The problem —
Character for character, write out the data below.

━━━━━ Task input ━━━━━

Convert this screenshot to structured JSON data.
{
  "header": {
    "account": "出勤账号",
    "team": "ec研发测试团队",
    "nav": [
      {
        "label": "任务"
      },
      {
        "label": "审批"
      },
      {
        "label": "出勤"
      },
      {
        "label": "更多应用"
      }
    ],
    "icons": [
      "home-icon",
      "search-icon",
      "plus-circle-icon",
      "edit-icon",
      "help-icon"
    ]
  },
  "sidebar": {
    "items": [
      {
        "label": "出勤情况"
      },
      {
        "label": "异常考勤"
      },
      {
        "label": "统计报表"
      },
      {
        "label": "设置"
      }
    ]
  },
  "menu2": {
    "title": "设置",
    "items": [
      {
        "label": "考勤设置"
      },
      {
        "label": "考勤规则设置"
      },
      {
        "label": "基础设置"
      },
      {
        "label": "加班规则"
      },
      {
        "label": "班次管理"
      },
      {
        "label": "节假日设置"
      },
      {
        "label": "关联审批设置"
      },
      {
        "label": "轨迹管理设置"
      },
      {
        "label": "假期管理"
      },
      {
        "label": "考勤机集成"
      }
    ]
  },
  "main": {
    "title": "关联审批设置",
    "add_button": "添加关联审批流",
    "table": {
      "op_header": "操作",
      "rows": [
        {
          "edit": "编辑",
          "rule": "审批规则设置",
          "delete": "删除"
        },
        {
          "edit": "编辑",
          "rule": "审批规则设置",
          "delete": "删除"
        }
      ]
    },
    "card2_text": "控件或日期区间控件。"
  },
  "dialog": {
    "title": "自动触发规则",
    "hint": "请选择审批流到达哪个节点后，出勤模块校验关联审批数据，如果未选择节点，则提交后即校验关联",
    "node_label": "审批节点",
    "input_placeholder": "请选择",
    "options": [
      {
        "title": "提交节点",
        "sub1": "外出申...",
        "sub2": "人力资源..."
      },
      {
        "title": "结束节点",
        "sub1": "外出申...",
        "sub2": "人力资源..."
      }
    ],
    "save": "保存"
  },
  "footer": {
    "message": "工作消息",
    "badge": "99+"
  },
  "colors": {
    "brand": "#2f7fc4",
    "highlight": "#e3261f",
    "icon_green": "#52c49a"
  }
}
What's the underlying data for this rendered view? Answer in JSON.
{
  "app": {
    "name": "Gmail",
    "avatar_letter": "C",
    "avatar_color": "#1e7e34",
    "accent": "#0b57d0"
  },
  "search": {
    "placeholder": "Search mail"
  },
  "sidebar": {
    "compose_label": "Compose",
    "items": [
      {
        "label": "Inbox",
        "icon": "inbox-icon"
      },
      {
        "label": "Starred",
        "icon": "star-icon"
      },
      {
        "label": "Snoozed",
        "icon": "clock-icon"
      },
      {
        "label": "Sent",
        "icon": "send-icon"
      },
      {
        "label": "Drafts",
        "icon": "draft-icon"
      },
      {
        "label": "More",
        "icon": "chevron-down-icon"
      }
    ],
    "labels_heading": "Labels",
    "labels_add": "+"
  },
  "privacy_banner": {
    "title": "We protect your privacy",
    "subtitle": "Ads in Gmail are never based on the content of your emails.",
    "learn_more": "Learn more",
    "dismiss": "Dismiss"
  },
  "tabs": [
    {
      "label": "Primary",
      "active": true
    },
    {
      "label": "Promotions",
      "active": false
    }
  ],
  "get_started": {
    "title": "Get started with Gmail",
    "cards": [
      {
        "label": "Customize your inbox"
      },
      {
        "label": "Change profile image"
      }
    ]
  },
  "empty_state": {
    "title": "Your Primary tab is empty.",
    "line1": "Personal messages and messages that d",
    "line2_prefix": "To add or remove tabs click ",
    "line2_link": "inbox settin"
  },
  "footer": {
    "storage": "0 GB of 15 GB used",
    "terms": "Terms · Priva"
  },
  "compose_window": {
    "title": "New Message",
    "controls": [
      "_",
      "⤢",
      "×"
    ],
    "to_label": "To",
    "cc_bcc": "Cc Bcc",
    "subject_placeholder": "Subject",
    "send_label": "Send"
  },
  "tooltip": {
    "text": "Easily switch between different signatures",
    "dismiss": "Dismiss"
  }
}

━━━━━

Result for this task —
Convert this screenshot to structured JSON data.
{
  "header": {
    "account": "出勤账号",
    "team": "ec研发测试团队",
    "nav": [
      {
        "label": "任务"
      },
      {
        "label": "审批"
      },
      {
        "label": "出勤"
      },
      {
        "label": "更多应用"
      }
    ],
    "icons": [
      "home-icon",
      "search-icon",
      "plus-circle-icon",
      "edit-icon",
      "help-icon"
    ]
  },
  "sidebar": {
    "items": [
      {
        "label": "出勤情况"
      },
      {
        "label": "异常考勤"
      },
      {
        "label": "统计报表"
      },
      {
        "label": "设置"
      }
    ]
  },
  "menu2": {
    "title": "设置",
    "items": [
      {
        "label": "考勤设置"
      },
      {
        "label": "考勤规则设置"
      },
      {
        "label": "基础设置"
      },
      {
        "label": "加班规则"
      },
      {
        "label": "班次管理"
      },
      {
        "label": "节假日设置"
      },
      {
        "label": "关联审批设置"
      },
      {
        "label": "轨迹管理设置"
      },
      {
        "label": "假期管理"
      },
      {
        "label": "考勤机集成"
      }
    ]
  },
  "main": {
    "title": "关联审批设置",
    "add_button": "添加关联审批流",
    "table": {
      "op_header": "操作",
      "rows": [
        {
          "edit": "编辑",
          "rule": "审批规则设置",
          "delete": "删除"
        },
        {
          "edit": "编辑",
          "rule": "审批规则设置",
          "delete": "删除"
        }
      ]
    },
    "card2_text": "控件或日期区间控件。"
  },
  "dialog": {
    "title": "自动触发规则",
    "hint": "请选择审批流到达哪个节点后，出勤模块校验关联审批数据，如果未选择节点，则提交后即校验关联",
    "node_label": "审批节点",
    "input_placeholder": "请选择",
    "options": [
      {
        "title": "提交节点",
        "sub1": "外出申...",
        "sub2": "人力资源..."
      },
      {
        "title": "结束节点",
        "sub1": "外出申...",
        "sub2": "人力资源..."
      }
    ],
    "save": "保存"
  },
  "footer": {
    "message": "工作消息",
    "badge": "99+"
  },
  "colors": {
    "brand": "#2f7fc4",
    "highlight": "#e3261f",
    "icon_green": "#52c49a"
  }
}
What's the underlying data for this rendered view? Answer in JSON.
{
  "app": {
    "name": "Gmail",
    "avatar_letter": "C",
    "avatar_color": "#1e7e34",
    "accent": "#0b57d0"
  },
  "search": {
    "placeholder": "Search mail"
  },
  "sidebar": {
    "compose_label": "Compose",
    "items": [
      {
        "label": "Inbox",
        "icon": "inbox-icon"
      },
      {
        "label": "Starred",
        "icon": "star-icon"
      },
      {
        "label": "Snoozed",
        "icon": "clock-icon"
      },
      {
        "label": "Sent",
        "icon": "send-icon"
      },
      {
        "label": "Drafts",
        "icon": "draft-icon"
      },
      {
        "label": "More",
        "icon": "chevron-down-icon"
      }
    ],
    "labels_heading": "Labels",
    "labels_add": "+"
  },
  "privacy_banner": {
    "title": "We protect your privacy",
    "subtitle": "Ads in Gmail are never based on the content of your emails.",
    "learn_more": "Learn more",
    "dismiss": "Dismiss"
  },
  "tabs": [
    {
      "label": "Primary",
      "active": true
    },
    {
      "label": "Promotions",
      "active": false
    }
  ],
  "get_started": {
    "title": "Get started with Gmail",
    "cards": [
      {
        "label": "Customize your inbox"
      },
      {
        "label": "Change profile image"
      }
    ]
  },
  "empty_state": {
    "title": "Your Primary tab is empty.",
    "line1": "Personal messages and messages that d",
    "line2_prefix": "To add or remove tabs click ",
    "line2_link": "inbox settin"
  },
  "footer": {
    "storage": "0 GB of 15 GB used",
    "terms": "Terms · Priva"
  },
  "compose_window": {
    "title": "New Message",
    "controls": [
      "_",
      "⤢",
      "×"
    ],
    "to_label": "To",
    "cc_bcc": "Cc Bcc",
    "subject_placeholder": "Subject",
    "send_label": "Send"
  },
  "tooltip": {
    "text": "Easily switch between different signatures",
    "dismiss": "Dismiss"
  }
}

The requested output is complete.